Here's another chance to read Matt's review of The Fighter, as it's out today. Boxing puns!
With Marky Mark's abs on full display in almost every scene, and Christian Bale going all skinny for his art once again, it's easy to see which one is meant to be the titular fighter - or is it? After all, Bale's character is the one struggling with drug addiction throughout the whole film so maybe he is the metaphorical
fighter? No, no, Marky Mark's wearing boxing gloves - it's definitely him.
Therein lies the main problem with David O. Russell's boxing biopic. In a film that sees Wahlberg star as "Irish" Micky Ward, a Rocky-esque underdog on the path to becoming a champion under the tutelage of his boxer-turned-trainer-turned crackhead brother Dicky (Christian Bale), the main plot fails to live up to the promising sub-plot. Dicky has the most at stake, the most interesting character arc and, more importantly, the better, more-committed actor portraying him, but the film's main focus is, criminally, on Micky 'trying to make it big'.
With all the recent growly-voiced caped crusading, the frankly absurd Terminator-quashing and the obnoxious on-set yelling, it's easy to forget that Christian Bale is actually an immensely talented actor. Shedding muscle to play Dicky with a fragile, wiry frame, Bale judders and jitters on screen with a goofy mouth and a vacant stare that completely sells the idea of a drug-addled man still trying to live off his former glory. It's the kind of absolute transformation that steals every scene while screaming "Oscar!"
It's a shame, then, that The Fighter has to spend so much of its time dedicated to the lunk-headed plank-acting of Wahlberg. That's not to say that he drags down the rest of the film; it's just that he plays the same old ineffectual... Wahlberg.

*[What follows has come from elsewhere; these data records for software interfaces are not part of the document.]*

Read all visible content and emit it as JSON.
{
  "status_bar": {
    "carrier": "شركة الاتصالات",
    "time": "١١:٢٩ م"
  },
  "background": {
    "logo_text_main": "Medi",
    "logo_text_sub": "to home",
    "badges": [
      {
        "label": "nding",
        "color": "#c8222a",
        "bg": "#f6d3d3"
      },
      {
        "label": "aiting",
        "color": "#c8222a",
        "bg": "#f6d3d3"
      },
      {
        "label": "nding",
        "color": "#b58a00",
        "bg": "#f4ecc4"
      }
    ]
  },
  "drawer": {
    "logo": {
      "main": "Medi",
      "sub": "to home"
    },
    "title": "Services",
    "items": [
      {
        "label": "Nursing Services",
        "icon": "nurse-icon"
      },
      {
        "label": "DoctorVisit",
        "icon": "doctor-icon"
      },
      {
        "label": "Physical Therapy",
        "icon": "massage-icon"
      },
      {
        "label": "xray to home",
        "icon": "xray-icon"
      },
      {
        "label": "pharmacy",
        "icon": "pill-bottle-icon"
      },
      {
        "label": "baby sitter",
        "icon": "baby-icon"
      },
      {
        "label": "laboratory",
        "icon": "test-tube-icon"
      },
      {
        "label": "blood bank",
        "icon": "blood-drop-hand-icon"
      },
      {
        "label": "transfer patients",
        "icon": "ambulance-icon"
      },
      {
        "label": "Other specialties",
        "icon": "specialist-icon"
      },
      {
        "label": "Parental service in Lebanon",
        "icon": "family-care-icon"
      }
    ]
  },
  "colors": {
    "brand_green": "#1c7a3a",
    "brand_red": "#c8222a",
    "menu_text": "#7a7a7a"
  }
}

As was discussed in a post-screening pub conversation, when has Marky Mark ever really stretched his acting abilities? Sure, he clearly worked out for the part and trained hard at the boxing, but he still approaches the role with his usual furrowed brow and blank look.
While, this is usually (somehow) enough to get by in previous films, next to the firecracking Bale, he might as well be dead air. Even Amy Adams, playing Micky's sassy barmaid love interest Charlene, breathes more life into her scenes than Wahlberg (although this can probably be attributed to the welcome sight of the talented rom-com actress acting all sexy and sweary for a change).
While Micky's overall 'rise to success against all odds' fails to completely satisfy, the boxing matches he faces along the way are small pockets of exhilarating action. Director David O Russell clearly excels at these faster-paced scenes, brilliantly capturing the thrill of throwing punches in the ring while integrating familiar, TV-like coverage of the sport. The resulting fight footage is genuinely exciting, allowing viewers to feel fully invested in each outcome - certainly much more so than in the other
big plot point: Micky and Charlene's blooming relationship.
And then there's the rest of Micky and Dicky's family, which mainly consists of their many interfering sisters and controlling mother. With the line between family and business blurred, this creates the central conflict for Micky, who has to choose his own path and 'do what's right for him' - but his mother Alice (Melissa Leo) is portrayed as such an aggressively meddling cow that you just want the young boxer to ditch them all already and hope they never appear on screen again. But they always do. While these family conflicts also provide a few chucklesome moments of family relief, they still become as stifling to the movie as Micky's mother is to his career.
So, in a boxing pun-tastic conclusion then, the film is a mixed punch bag. While Bale turns in a 5-star performance, his character's story bobs and weaves around Wahlberg's simpler, steady efforts. No doubt there will be award interest in the film but, ultimately, it pulls too many punches to be the knockout it wants to be. Yes, I did just write that - I need to get a job reviewing films for The Sun